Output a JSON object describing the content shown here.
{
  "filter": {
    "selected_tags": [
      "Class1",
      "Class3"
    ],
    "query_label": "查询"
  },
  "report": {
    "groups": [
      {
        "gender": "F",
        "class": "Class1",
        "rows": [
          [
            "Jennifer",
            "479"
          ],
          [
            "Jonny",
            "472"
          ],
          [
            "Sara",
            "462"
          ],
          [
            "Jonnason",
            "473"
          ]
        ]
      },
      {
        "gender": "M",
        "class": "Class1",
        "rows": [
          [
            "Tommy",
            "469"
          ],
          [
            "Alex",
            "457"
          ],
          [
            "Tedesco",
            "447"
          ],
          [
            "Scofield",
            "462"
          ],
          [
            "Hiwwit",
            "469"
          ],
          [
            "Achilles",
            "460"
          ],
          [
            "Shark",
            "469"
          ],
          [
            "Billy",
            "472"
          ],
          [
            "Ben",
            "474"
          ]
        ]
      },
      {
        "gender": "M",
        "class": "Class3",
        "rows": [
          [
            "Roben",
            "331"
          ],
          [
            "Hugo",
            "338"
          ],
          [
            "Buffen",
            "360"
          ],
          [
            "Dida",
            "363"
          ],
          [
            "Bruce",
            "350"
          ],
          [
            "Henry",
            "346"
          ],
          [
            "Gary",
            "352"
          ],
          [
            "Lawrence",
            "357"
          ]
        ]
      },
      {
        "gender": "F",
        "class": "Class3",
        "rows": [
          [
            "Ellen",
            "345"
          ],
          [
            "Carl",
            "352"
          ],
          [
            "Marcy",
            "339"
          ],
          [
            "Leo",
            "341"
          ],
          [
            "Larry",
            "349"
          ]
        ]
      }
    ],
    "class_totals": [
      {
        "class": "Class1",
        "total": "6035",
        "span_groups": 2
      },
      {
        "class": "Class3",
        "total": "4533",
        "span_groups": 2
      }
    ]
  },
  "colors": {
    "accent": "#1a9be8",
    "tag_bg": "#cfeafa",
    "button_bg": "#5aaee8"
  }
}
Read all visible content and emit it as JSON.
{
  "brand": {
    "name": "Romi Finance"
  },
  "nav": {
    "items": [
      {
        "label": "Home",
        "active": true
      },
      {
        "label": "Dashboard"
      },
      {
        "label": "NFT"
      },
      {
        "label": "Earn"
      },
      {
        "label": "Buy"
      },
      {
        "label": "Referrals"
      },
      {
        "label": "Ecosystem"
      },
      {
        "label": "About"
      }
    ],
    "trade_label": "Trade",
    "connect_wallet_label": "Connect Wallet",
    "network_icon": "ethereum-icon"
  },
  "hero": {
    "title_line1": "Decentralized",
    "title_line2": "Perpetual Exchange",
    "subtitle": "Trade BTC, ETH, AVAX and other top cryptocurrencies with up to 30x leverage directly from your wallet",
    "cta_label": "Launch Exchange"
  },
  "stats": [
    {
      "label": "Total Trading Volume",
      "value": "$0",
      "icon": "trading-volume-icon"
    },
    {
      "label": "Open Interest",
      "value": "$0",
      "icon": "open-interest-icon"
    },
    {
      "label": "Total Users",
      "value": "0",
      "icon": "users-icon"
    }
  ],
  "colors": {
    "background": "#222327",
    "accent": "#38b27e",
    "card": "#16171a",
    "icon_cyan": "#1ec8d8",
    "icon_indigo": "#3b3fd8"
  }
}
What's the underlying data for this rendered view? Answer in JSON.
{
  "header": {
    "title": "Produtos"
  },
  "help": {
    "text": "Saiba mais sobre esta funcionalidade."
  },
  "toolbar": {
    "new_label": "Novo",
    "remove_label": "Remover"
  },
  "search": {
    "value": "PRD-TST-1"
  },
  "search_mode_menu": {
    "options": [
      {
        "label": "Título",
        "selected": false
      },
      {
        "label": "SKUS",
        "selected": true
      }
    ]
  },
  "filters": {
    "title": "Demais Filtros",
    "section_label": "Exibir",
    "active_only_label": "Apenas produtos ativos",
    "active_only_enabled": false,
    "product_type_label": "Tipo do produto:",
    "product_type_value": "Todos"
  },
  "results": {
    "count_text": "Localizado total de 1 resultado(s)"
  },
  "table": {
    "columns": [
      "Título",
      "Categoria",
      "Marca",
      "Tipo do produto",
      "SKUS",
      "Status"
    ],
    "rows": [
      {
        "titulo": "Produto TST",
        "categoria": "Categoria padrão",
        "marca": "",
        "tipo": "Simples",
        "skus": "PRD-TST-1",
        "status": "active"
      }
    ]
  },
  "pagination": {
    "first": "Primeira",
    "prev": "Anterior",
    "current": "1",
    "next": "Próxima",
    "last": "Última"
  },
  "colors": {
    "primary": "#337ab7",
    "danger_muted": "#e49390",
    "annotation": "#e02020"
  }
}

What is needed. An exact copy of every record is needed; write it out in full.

Exercise response.
Output a JSON object describing the content shown here.
{
  "filter": {
    "selected_tags": [
      "Class1",
      "Class3"
    ],
    "query_label": "查询"
  },
  "report": {
    "groups": [
      {
        "gender": "F",
        "class": "Class1",
        "rows": [
          [
            "Jennifer",
            "479"
          ],
          [
            "Jonny",
            "472"
          ],
          [
            "Sara",
            "462"
          ],
          [
            "Jonnason",
            "473"
          ]
        ]
      },
      {
        "gender": "M",
        "class": "Class1",
        "rows": [
          [
            "Tommy",
            "469"
          ],
          [
            "Alex",
            "457"
          ],
          [
            "Tedesco",
            "447"
          ],
          [
            "Scofield",
            "462"
          ],
          [
            "Hiwwit",
            "469"
          ],
          [
            "Achilles",
            "460"
          ],
          [
            "Shark",
            "469"
          ],
          [
            "Billy",
            "472"
          ],
          [
            "Ben",
            "474"
          ]
        ]
      },
      {
        "gender": "M",
        "class": "Class3",
        "rows": [
          [
            "Roben",
            "331"
          ],
          [
            "Hugo",
            "338"
          ],
          [
            "Buffen",
            "360"
          ],
          [
            "Dida",
            "363"
          ],
          [
            "Bruce",
            "350"
          ],
          [
            "Henry",
            "346"
          ],
          [
            "Gary",
            "352"
          ],
          [
            "Lawrence",
            "357"
          ]
        ]
      },
      {
        "gender": "F",
        "class": "Class3",
        "rows": [
          [
            "Ellen",
            "345"
          ],
          [
            "Carl",
            "352"
          ],
          [
            "Marcy",
            "339"
          ],
          [
            "Leo",
            "341"
          ],
          [
            "Larry",
            "349"
          ]
        ]
      }
    ],
    "class_totals": [
      {
        "class": "Class1",
        "total": "6035",
        "span_groups": 2
      },
      {
        "class": "Class3",
        "total": "4533",
        "span_groups": 2
      }
    ]
  },
  "colors": {
    "accent": "#1a9be8",
    "tag_bg": "#cfeafa",
    "button_bg": "#5aaee8"
  }
}
Read all visible content and emit it as JSON.
{
  "brand": {
    "name": "Romi Finance"
  },
  "nav": {
    "items": [
      {
        "label": "Home",
        "active": true
      },
      {
        "label": "Dashboard"
      },
      {
        "label": "NFT"
      },
      {
        "label": "Earn"
      },
      {
        "label": "Buy"
      },
      {
        "label": "Referrals"
      },
      {
        "label": "Ecosystem"
      },
      {
        "label": "About"
      }
    ],
    "trade_label": "Trade",
    "connect_wallet_label": "Connect Wallet",
    "network_icon": "ethereum-icon"
  },
  "hero": {
    "title_line1": "Decentralized",
    "title_line2": "Perpetual Exchange",
    "subtitle": "Trade BTC, ETH, AVAX and other top cryptocurrencies with up to 30x leverage directly from your wallet",
    "cta_label": "Launch Exchange"
  },
  "stats": [
    {
      "label": "Total Trading Volume",
      "value": "$0",
      "icon": "trading-volume-icon"
    },
    {
      "label": "Open Interest",
      "value": "$0",
      "icon": "open-interest-icon"
    },
    {
      "label": "Total Users",
      "value": "0",
      "icon": "users-icon"
    }
  ],
  "colors": {
    "background": "#222327",
    "accent": "#38b27e",
    "card": "#16171a",
    "icon_cyan": "#1ec8d8",
    "icon_indigo": "#3b3fd8"
  }
}
What's the underlying data for this rendered view? Answer in JSON.
{
  "header": {
    "title": "Produtos"
  },
  "help": {
    "text": "Saiba mais sobre esta funcionalidade."
  },
  "toolbar": {
    "new_label": "Novo",
    "remove_label": "Remover"
  },
  "search": {
    "value": "PRD-TST-1"
  },
  "search_mode_menu": {
    "options": [
      {
        "label": "Título",
        "selected": false
      },
      {
        "label": "SKUS",
        "selected": true
      }
    ]
  },
  "filters": {
    "title": "Demais Filtros",
    "section_label": "Exibir",
    "active_only_label": "Apenas produtos ativos",
    "active_only_enabled": false,
    "product_type_label": "Tipo do produto:",
    "product_type_value": "Todos"
  },
  "results": {
    "count_text": "Localizado total de 1 resultado(s)"
  },
  "table": {
    "columns": [
      "Título",
      "Categoria",
      "Marca",
      "Tipo do produto",
      "SKUS",
      "Status"
    ],
    "rows": [
      {
        "titulo": "Produto TST",
        "categoria": "Categoria padrão",
        "marca": "",
        "tipo": "Simples",
        "skus": "PRD-TST-1",
        "status": "active"
      }
    ]
  },
  "pagination": {
    "first": "Primeira",
    "prev": "Anterior",
    "current": "1",
    "next": "Próxima",
    "last": "Última"
  },
  "colors": {
    "primary": "#337ab7",
    "danger_muted": "#e49390",
    "annotation": "#e02020"
  }
}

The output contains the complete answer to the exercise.